Allen Hurns in Context: Do Surprise Week 1 Studs Continue to Produce?
Two years ago, I wrote the following after Week 1 of the 2012 season:
Fast forward 24 months and we can replace “Kevin Ogletree” with “Allen Hurns,” “eight” with “four,” and “114” with “110.” Hurns is the latest undrafted (or late-drafted) receiver to make a big splash in Week 1. The question is – what kind of numbers can we expect the rest of the way?
Every year, at least one undrafted WR explodes in Week 1 and becomes one of the hottest players on the waiver wire. Last year it was Julian Edelman (7-79-2), Leonard Hankerson (5-80-2) and Jerome Simpson (7-140), who all racked up more than 18.0 fantasy points in PPR leagues.
To put Hurns' performance into perspective, I compiled all of the big Week 1 performances from the last seven years by undrafted and late-drafted WRs. I'm interested to see how these players performed during the rest of the season.
I included anyone who scored more than 18.0 points in W1 (in PPR formats) and was either undrafted or drafted in the 11th round or later in 12-team drafts. This should cover anyone who is/was available on the waiver wire, even in shallow leagues.
There are 27 players who fit the criteria in the last seven years. Twelve of those players were not drafted in fantasy drafts.
|Player||Year||Tm||Tgts||Rec||Yds||TD||FP||ADP||EOS Rank||FP (PPR)||Avg ROS||Eq to||Role||T/G (2-17)|
|Antwaan Randle El||2007||WAS||6||5||162||0||21.2||56||130||7.7||WR5||3||5.1|

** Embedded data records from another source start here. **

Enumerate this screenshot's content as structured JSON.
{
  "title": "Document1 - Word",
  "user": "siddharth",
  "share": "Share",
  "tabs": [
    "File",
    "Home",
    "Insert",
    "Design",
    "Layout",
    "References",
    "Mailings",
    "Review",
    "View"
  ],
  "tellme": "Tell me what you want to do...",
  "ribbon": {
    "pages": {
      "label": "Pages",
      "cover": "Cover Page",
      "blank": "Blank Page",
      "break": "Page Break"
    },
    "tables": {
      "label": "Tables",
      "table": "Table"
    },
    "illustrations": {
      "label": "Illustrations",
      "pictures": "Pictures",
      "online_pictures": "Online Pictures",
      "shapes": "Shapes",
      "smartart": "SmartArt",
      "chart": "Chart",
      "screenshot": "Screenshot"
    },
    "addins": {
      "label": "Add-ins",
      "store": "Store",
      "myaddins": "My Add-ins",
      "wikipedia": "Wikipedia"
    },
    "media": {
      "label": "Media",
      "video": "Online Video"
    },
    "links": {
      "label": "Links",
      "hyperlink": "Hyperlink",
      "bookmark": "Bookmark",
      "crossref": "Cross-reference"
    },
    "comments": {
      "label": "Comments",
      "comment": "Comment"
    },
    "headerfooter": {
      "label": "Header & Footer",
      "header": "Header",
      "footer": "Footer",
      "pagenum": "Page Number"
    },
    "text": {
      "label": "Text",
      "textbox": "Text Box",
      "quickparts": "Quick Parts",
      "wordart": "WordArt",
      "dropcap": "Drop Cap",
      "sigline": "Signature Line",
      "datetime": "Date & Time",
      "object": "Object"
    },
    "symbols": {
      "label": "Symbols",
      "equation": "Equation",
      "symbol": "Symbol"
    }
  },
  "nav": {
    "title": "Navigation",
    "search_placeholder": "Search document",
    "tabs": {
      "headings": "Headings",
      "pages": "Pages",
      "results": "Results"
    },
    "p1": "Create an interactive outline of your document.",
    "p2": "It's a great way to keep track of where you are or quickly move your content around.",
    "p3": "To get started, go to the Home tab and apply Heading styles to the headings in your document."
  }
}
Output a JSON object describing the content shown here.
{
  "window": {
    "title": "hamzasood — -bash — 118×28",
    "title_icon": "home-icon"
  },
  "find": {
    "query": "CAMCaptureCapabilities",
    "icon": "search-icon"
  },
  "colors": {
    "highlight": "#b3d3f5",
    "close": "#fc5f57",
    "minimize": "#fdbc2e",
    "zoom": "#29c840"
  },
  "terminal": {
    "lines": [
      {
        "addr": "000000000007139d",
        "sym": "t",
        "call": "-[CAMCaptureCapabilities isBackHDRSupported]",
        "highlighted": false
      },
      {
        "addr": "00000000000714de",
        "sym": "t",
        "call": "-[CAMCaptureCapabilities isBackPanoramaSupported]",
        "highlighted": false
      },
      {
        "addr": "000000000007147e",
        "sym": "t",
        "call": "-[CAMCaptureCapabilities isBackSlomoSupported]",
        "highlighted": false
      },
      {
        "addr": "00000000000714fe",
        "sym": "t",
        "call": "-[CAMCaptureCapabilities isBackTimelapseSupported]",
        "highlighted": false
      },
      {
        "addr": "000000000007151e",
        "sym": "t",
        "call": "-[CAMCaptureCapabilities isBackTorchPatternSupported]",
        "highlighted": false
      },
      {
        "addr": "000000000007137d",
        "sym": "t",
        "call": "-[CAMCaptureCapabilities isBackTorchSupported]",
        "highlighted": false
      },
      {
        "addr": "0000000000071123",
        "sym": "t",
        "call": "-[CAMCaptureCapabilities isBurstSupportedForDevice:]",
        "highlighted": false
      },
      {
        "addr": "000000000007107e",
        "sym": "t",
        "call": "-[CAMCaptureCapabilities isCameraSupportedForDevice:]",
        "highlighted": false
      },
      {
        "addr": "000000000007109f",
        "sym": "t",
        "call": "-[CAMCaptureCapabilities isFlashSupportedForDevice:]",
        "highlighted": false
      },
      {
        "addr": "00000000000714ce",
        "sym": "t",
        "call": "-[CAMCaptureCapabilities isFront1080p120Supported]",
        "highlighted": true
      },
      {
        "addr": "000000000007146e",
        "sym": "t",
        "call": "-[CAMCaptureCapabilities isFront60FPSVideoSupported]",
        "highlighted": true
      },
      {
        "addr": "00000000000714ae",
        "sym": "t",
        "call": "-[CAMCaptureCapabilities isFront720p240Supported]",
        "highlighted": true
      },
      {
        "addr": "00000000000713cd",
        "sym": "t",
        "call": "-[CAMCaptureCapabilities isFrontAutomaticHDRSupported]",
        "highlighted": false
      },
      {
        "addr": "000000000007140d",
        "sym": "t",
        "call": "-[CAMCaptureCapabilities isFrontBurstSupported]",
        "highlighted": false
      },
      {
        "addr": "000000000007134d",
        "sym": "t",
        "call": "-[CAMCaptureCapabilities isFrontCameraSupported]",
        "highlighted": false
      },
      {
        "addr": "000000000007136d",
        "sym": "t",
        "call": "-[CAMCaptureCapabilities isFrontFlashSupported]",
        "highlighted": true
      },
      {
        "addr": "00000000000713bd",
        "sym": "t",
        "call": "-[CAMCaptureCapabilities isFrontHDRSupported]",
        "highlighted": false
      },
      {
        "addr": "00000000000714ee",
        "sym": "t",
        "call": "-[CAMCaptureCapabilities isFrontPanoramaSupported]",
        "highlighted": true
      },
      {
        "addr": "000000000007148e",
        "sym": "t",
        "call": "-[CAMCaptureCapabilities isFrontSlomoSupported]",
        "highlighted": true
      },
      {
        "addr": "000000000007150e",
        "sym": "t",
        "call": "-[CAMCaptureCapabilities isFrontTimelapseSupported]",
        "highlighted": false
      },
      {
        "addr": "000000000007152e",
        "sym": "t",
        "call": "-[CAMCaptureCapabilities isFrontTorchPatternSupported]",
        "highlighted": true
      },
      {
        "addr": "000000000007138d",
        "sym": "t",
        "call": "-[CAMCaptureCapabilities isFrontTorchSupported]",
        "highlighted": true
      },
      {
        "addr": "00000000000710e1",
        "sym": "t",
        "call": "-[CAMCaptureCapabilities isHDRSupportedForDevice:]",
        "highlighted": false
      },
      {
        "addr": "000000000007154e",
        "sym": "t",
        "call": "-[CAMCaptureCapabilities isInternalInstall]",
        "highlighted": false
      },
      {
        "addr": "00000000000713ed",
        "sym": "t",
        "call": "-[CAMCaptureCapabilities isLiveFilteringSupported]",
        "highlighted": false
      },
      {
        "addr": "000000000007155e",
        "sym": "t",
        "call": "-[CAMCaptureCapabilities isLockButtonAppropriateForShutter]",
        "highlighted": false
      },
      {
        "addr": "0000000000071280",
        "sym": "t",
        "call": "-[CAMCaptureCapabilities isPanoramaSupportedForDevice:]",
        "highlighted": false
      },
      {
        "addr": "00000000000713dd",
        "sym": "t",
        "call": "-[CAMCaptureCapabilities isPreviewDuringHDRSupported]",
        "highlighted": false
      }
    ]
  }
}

The table shows the player's performance in Week 1, his ADP, end of season rank, fantasy points scored and average PPG for the rest of the season. I also included what that PPG equates to in terms of fantasy position (WR1, WR2, etc.) as well as the player's role for the remainder of the season (among all the WR, RB and TE in the passing game) along with his targets per game (T/G) from Week 2 to Week 17. We're trying to get an idea of what kind of upside Hurns has as the 3rd wide receiver and 3rd option in the passing game, assuming he plays behind Cecil Shorts and rookie Marqise Lee.
On average, undrafted Week 1 studs average 7.6 points per game over the remainder of the season, which equate to WR5 numbers. The average role was 4.0, so on average they were the 4th option in their team's passing game. Six of the 12 undrafted players were fantasy relevant (WR5 or better PPG for the remainder of the season).
When we include those players who were drafted in the 11th round or later (up until the 17th round), the average jumps to 9.4 fantasy points, which equates to fantasy WR4 numbers.
What makes Hurns compelling is that not only has his fantastic preseason play – he led all WRs in receiving yards with 14 catches, 232 yards and one touchdown – carried over to the regular season, but also he plays for a team that is in desperate need of playmakers in the passing game. He could end up as the 4th WR behind a healthy Shorts, Lee and Allen Robinson, but it certainly looks like he’s making his case for starter’s snaps (and finish the season with the most or second-most targets on his team).
As history tells us, it’s generally a bad idea to expect starter-caliber (WR3 or better) numbers from a Week 1 star, but it has happened nine times in the last seven seasons, though seven of those wideouts were drafted in the first 17 rounds. (Hurns' ADP - 203 at My Fantasy League - barely makes the cut.)
Bottom Line: I wouldn’t recommend breaking the bank for the undrafted free agent, but 15 percent of a Free Agent Acquisition Budget seems like a reasonable price for a team in need of help at receiver. Pat Fitmaurice suggested 7 percent in Week 2's Waiver Wire Watch. He also discusses Steve L Smith, who does qualify as a surprise Week 1 stud after his 7-118-1 line against the Bengals. Be sure to check out our Waiver Wire Watch for further thoughts on his value moving forward.